SEASIDE - Although it's a private organization, the Clatsop Economic Development Resources organization will probably always need public money to operate.
That's the message the Seaside City Council received during a work session with representatives from CEDR Monday night. The Council is pondering whether the city will continue contributing $7,500 annually to the economic development organization.
Without funding from public organizations, there will be little economic development in Clatsop County, said Skip Hauke, CEDR's board president and executive director of the Astoria-Warrenton Area Chamber of Commerce.
"If we don't do it - if we can't, then who will?" Hauke asked. "Can Seaside? Can Astoria? Can Warrenton? No. That's why we work together, and it's about time."
Hauke cited a prospective employer who wants to relocate his factories in China and Tennessee to Clatsop County and create 21 jobs. CEDR is assisting him in finding a location.
But Hauke added, the employer "needs considerable more help than we have to give."
The Seaside City Council asked CEDR Director Kevin Leahy to attend the work session after several councilors asked in an earlier Council meeting what CEDR had done with its previous contributions.
Hauke, along with CEDR board members and co-founders Al Smiles and Steve Ferber, attended the meeting. Smiles is director of the Seaside Chamber of Commerce and Ferber is president of Clatsop Community Bank.
Founded three years ago, CEDR is a private, nonprofit organization that works to create, expand and retain businesses in Clatsop County. Its 18-member board is composed representatives from the public sector as well as private businesses.
Of CEDR's $206,834 budget this year, contributions from Seaside, Astoria, Warrenton, Cannon Beach and the Port of Astoria will make up a total of $23,000, or 11 percent.
Other public funding from Clatsop County, Clatsop Community College, federal Small Business Administration and the state adds another 65 percent. Carryover from last year is 18 percent of the budget.
Private sector sponsorship - including $5,000 from Pacific Power for a new CEDR website - is estimated at $12,250, or 6 percent.
In his presentation, Leahy told the City Council that, between 2009 and 2011:
CEDR assisted in bringing $3.23 million in capital formation funding to the county.
Created 48 jobs.
Retained 19 jobs.
Counseled 404 business clients; of those, 74 were from Seaside. Total number of business clients from Gearhart south to Cannon Beach: 108, approximately 26.7 of the total.
Spent a total of 1,096 hours counseling clients, including 177 hours in Seaside and 287 hours throughout South County.
Conducted 33 business seminars with 455 participants
Formed the Columbia-Pacific Historic Preservation Cluster, along with the college and the city of Astoria, local artisans and historic preservation experts.
Facilitated $50,000 of emergency loan assistance for tenants in No. 10 Sixth St. and Gunderson Café following a fire that destroyed the buildings.
Helped to secure a $310,000 loan to keep the Sunset Empire Transportation District in operation.
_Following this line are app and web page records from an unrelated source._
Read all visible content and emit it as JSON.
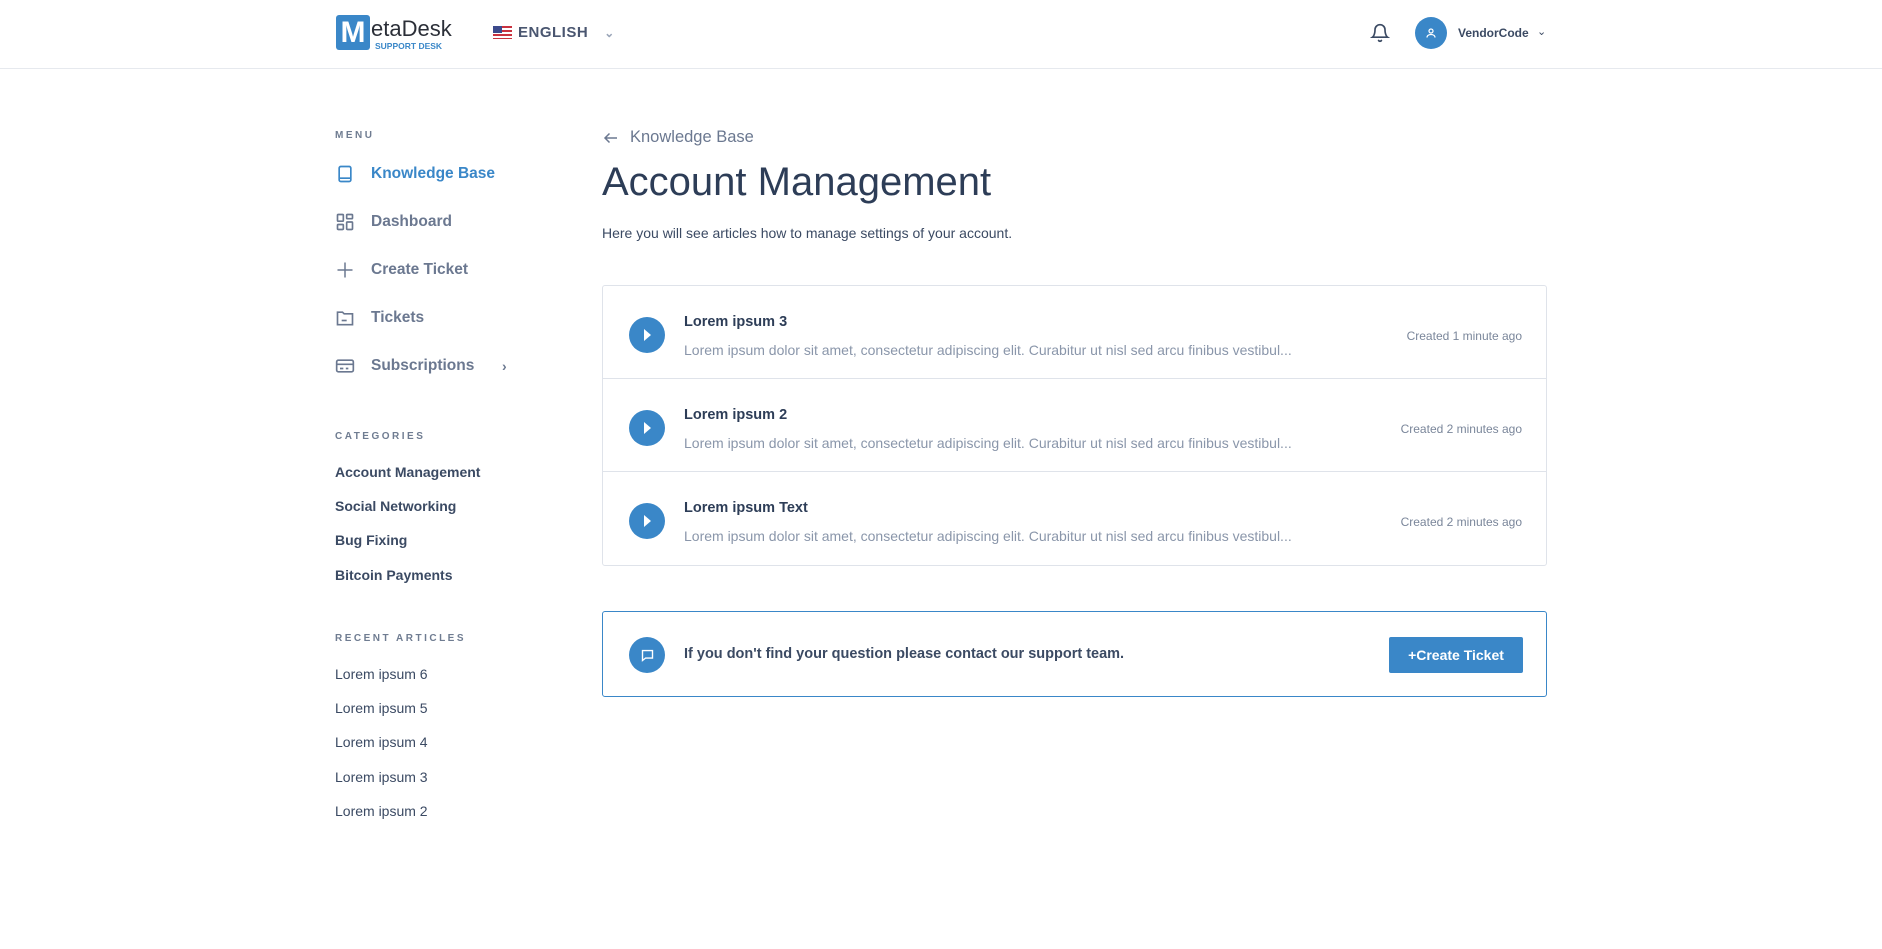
{
  "header": {
    "logo_letter": "M",
    "logo_name": "etaDesk",
    "logo_sub": "SUPPORT DESK",
    "language": "ENGLISH",
    "username": "VendorCode"
  },
  "sidebar": {
    "menu_heading": "MENU",
    "menu": [
      {
        "label": "Knowledge Base"
      },
      {
        "label": "Dashboard"
      },
      {
        "label": "Create Ticket"
      },
      {
        "label": "Tickets"
      },
      {
        "label": "Subscriptions"
      }
    ],
    "categories_heading": "CATEGORIES",
    "categories": [
      "Account Management",
      "Social Networking",
      "Bug Fixing",
      "Bitcoin Payments"
    ],
    "recent_heading": "RECENT ARTICLES",
    "recent": [
      "Lorem ipsum 6",
      "Lorem ipsum 5",
      "Lorem ipsum 4",
      "Lorem ipsum 3",
      "Lorem ipsum 2"
    ]
  },
  "main": {
    "back_label": "Knowledge Base",
    "title": "Account Management",
    "description": "Here you will see articles how to manage settings of your account.",
    "articles": [
      {
        "title": "Lorem ipsum 3",
        "excerpt": "Lorem ipsum dolor sit amet, consectetur adipiscing elit. Curabitur ut nisl sed arcu finibus vestibul...",
        "created": "Created 1 minute ago"
      },
      {
        "title": "Lorem ipsum 2",
        "excerpt": "Lorem ipsum dolor sit amet, consectetur adipiscing elit. Curabitur ut nisl sed arcu finibus vestibul...",
        "created": "Created 2 minutes ago"
      },
      {
        "title": "Lorem ipsum Text",
        "excerpt": "Lorem ipsum dolor sit amet, consectetur adipiscing elit. Curabitur ut nisl sed arcu finibus vestibul...",
        "created": "Created 2 minutes ago"
      }
    ],
    "support_text": "If you don't find your question please contact our support team.",
    "create_ticket_label": "+Create Ticket"
  },
  "colors": {
    "accent": "#3a87c8",
    "text": "#3b4a63",
    "muted": "#8a96aa"
  }
}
Although Seaside Councilor Tita Montero and others questioned why CEDR called itself a private organization when most of its budget consisted of public funds and it was housed in an office at Clatsop Community College's Seaside campus, Hauke said CEDR was led by private enterprise, but it was a public-private organization.
"CEDR and Clatsop Community College make a great partnership," Hauke said. "Economic development is part of the college's mission, and the college provides intellectual, financial and physical resources to CEDR. We think we're a great team."
Ferber, Smiles and Jay Flint, CEDR board member and director of the Sunset Empire Transportation District, said CEDR provides a place to go for people who have a business idea but no business plan or who need to gather data to apply for a loan.
"It's a great place to send them," Ferber said. "We don't have time to work with them. CEDR is going to need public money probably forever."
Flint, who worked as a lender with Enterprise Cascadia before coming to the transit agency, said CEDR's goal is to raise more private funding for CEDR.
"The only way to do that is to show results through the years," Flint said. "Eventually, we can get more funding from private enterprise by showing those results."
City Councilor Jay Barber almost appeared to be scolding his fellow councilors for being reluctant to make a contribution. He noted that $7,500 would equal about $1.25 per resident per year.
"To feel that it's not worth at least $7,500 to not be a partner in economic development in the county is ludicrous to me," Barber said.